━━━━━ PROVIDED MATERIAL ━━━━━

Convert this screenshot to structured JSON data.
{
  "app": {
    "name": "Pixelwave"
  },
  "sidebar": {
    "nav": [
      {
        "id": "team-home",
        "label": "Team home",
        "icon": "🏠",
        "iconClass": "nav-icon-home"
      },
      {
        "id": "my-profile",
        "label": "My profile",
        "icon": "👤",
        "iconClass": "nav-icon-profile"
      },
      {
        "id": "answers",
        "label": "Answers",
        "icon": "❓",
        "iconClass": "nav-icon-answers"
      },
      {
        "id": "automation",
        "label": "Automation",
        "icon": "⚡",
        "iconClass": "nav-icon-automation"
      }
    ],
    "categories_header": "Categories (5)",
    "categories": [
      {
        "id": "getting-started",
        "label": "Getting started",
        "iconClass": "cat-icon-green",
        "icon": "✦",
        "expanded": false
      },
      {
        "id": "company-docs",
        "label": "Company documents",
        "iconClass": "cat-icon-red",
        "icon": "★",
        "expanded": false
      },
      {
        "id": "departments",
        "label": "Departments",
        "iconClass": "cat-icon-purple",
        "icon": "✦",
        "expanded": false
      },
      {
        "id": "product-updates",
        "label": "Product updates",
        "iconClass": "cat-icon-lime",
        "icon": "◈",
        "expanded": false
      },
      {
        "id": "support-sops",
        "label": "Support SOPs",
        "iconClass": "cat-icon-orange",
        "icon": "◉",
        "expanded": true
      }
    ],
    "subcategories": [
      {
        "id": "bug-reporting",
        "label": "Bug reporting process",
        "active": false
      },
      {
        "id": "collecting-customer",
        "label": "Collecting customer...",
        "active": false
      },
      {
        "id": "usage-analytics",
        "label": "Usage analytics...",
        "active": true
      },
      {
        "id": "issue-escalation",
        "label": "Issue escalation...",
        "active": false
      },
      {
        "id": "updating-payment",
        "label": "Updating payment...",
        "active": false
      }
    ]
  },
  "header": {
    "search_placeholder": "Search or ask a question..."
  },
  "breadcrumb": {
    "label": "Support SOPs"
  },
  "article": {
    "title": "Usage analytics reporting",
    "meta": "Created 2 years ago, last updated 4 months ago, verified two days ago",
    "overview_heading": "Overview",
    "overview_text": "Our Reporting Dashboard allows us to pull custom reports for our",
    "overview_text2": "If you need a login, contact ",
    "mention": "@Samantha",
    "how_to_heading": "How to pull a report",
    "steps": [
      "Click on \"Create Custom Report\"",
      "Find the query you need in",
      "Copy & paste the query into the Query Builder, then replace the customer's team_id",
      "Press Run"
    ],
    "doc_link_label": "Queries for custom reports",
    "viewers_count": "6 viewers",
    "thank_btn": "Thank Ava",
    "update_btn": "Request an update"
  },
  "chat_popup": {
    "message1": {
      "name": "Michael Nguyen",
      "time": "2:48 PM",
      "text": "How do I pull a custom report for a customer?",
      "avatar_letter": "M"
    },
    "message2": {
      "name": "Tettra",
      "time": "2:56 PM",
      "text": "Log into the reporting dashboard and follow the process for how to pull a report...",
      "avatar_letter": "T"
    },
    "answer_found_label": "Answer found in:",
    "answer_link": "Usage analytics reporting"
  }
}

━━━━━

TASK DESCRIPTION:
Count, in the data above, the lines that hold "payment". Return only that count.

RESULT OF THIS TASK:
2